When you copy the data, keep every word exactly as it is and leave the pictures out.
■ ■ ■ ■
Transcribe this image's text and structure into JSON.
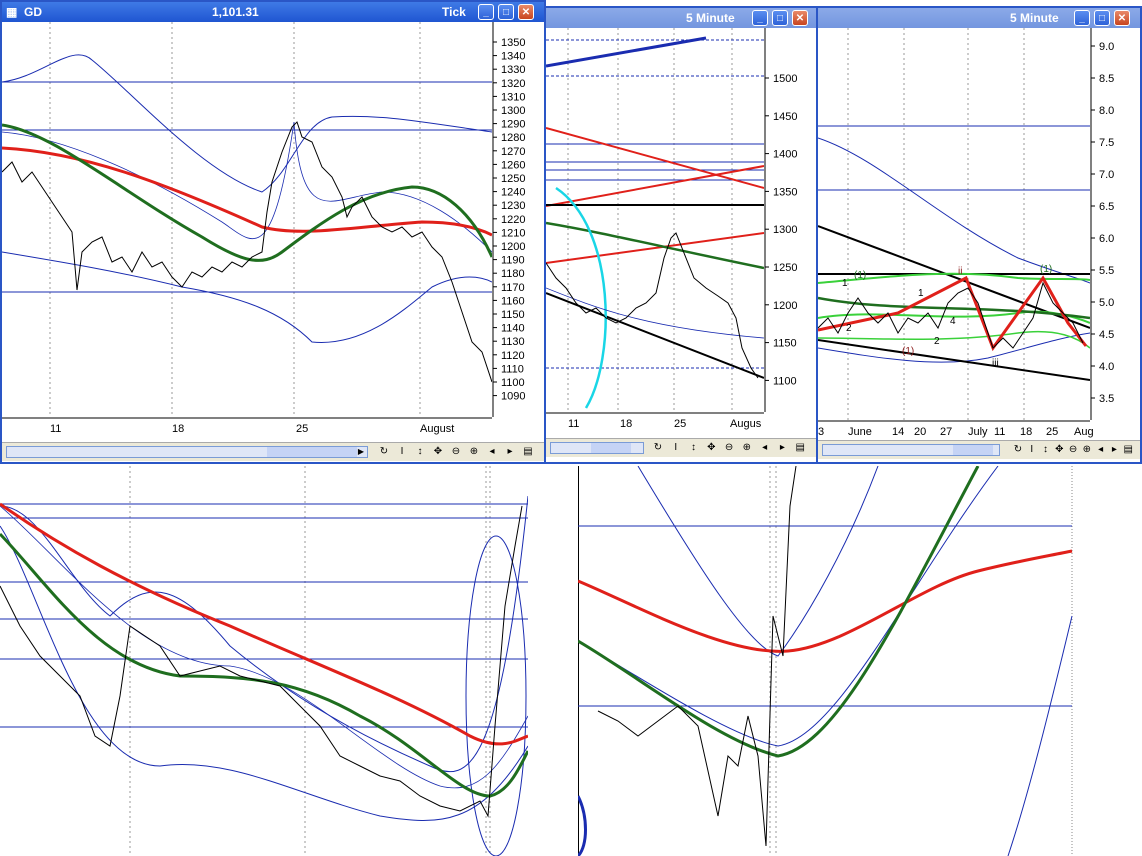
{
  "windows": {
    "gd": {
      "symbol": "GD",
      "price": "1,101.31",
      "interval": "Tick",
      "y_ticks": [
        "1350",
        "1340",
        "1330",
        "1320",
        "1310",
        "1300",
        "1290",
        "1280",
        "1270",
        "1260",
        "1250",
        "1240",
        "1230",
        "1220",
        "1210",
        "1200",
        "1190",
        "1180",
        "1170",
        "1160",
        "1150",
        "1140",
        "1130",
        "1120",
        "1110",
        "1100",
        "1090"
      ],
      "x_ticks": [
        "11",
        "18",
        "25",
        "August"
      ]
    },
    "mid": {
      "interval": "5 Minute",
      "y_ticks": [
        "1500",
        "1450",
        "1400",
        "1350",
        "1300",
        "1250",
        "1200",
        "1150",
        "1100"
      ],
      "x_ticks": [
        "11",
        "18",
        "25",
        "Augus"
      ]
    },
    "right": {
      "interval": "5 Minute",
      "y_ticks": [
        "9.0",
        "8.5",
        "8.0",
        "7.5",
        "7.0",
        "6.5",
        "6.0",
        "5.5",
        "5.0",
        "4.5",
        "4.0",
        "3.5"
      ],
      "x_ticks": [
        "3",
        "June",
        "14",
        "20",
        "27",
        "July",
        "11",
        "18",
        "25",
        "Aug"
      ],
      "wave_labels": [
        "1",
        "(1)",
        "2",
        "(1)",
        "ii",
        "1",
        "2",
        "4",
        "iii",
        "(1)"
      ]
    }
  },
  "toolbar_icons": [
    "refresh-icon",
    "cursor-icon",
    "vertical-move-icon",
    "pan-icon",
    "zoom-out-icon",
    "zoom-in-icon",
    "scroll-left-icon",
    "scroll-right-icon",
    "menu-icon"
  ],
  "toolbar_glyphs": [
    "↻",
    "I",
    "↕",
    "✥",
    "⊖",
    "⊕",
    "◂",
    "▸",
    "▤"
  ],
  "colors": {
    "title_active": "#1f55d1",
    "price_line": "#000000",
    "band": "#1a2cb0",
    "ma_red": "#e0201a",
    "ma_green": "#1f6e1f",
    "bright_green": "#3ad13a",
    "cyan": "#19d6e6"
  }
}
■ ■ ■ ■
» Response to the exercise
Transcribe this image's text and structure into JSON.
{
  "windows": {
    "gd": {
      "symbol": "GD",
      "price": "1,101.31",
      "interval": "Tick",
      "y_ticks": [
        "1350",
        "1340",
        "1330",
        "1320",
        "1310",
        "1300",
        "1290",
        "1280",
        "1270",
        "1260",
        "1250",
        "1240",
        "1230",
        "1220",
        "1210",
        "1200",
        "1190",
        "1180",
        "1170",
        "1160",
        "1150",
        "1140",
        "1130",
        "1120",
        "1110",
        "1100",
        "1090"
      ],
      "x_ticks": [
        "11",
        "18",
        "25",
        "August"
      ]
    },
    "mid": {
      "interval": "5 Minute",
      "y_ticks": [
        "1500",
        "1450",
        "1400",
        "1350",
        "1300",
        "1250",
        "1200",
        "1150",
        "1100"
      ],
      "x_ticks": [
        "11",
        "18",
        "25",
        "Augus"
      ]
    },
    "right": {
      "interval": "5 Minute",
      "y_ticks": [
        "9.0",
        "8.5",
        "8.0",
        "7.5",
        "7.0",
        "6.5",
        "6.0",
        "5.5",
        "5.0",
        "4.5",
        "4.0",
        "3.5"
      ],
      "x_ticks": [
        "3",
        "June",
        "14",
        "20",
        "27",
        "July",
        "11",
        "18",
        "25",
        "Aug"
      ],
      "wave_labels": [
        "1",
        "(1)",
        "2",
        "(1)",
        "ii",
        "1",
        "2",
        "4",
        "iii",
        "(1)"
      ]
    }
  },
  "toolbar_icons": [
    "refresh-icon",
    "cursor-icon",
    "vertical-move-icon",
    "pan-icon",
    "zoom-out-icon",
    "zoom-in-icon",
    "scroll-left-icon",
    "scroll-right-icon",
    "menu-icon"
  ],
  "toolbar_glyphs": [
    "↻",
    "I",
    "↕",
    "✥",
    "⊖",
    "⊕",
    "◂",
    "▸",
    "▤"
  ],
  "colors": {
    "title_active": "#1f55d1",
    "price_line": "#000000",
    "band": "#1a2cb0",
    "ma_red": "#e0201a",
    "ma_green": "#1f6e1f",
    "bright_green": "#3ad13a",
    "cyan": "#19d6e6"
  }
}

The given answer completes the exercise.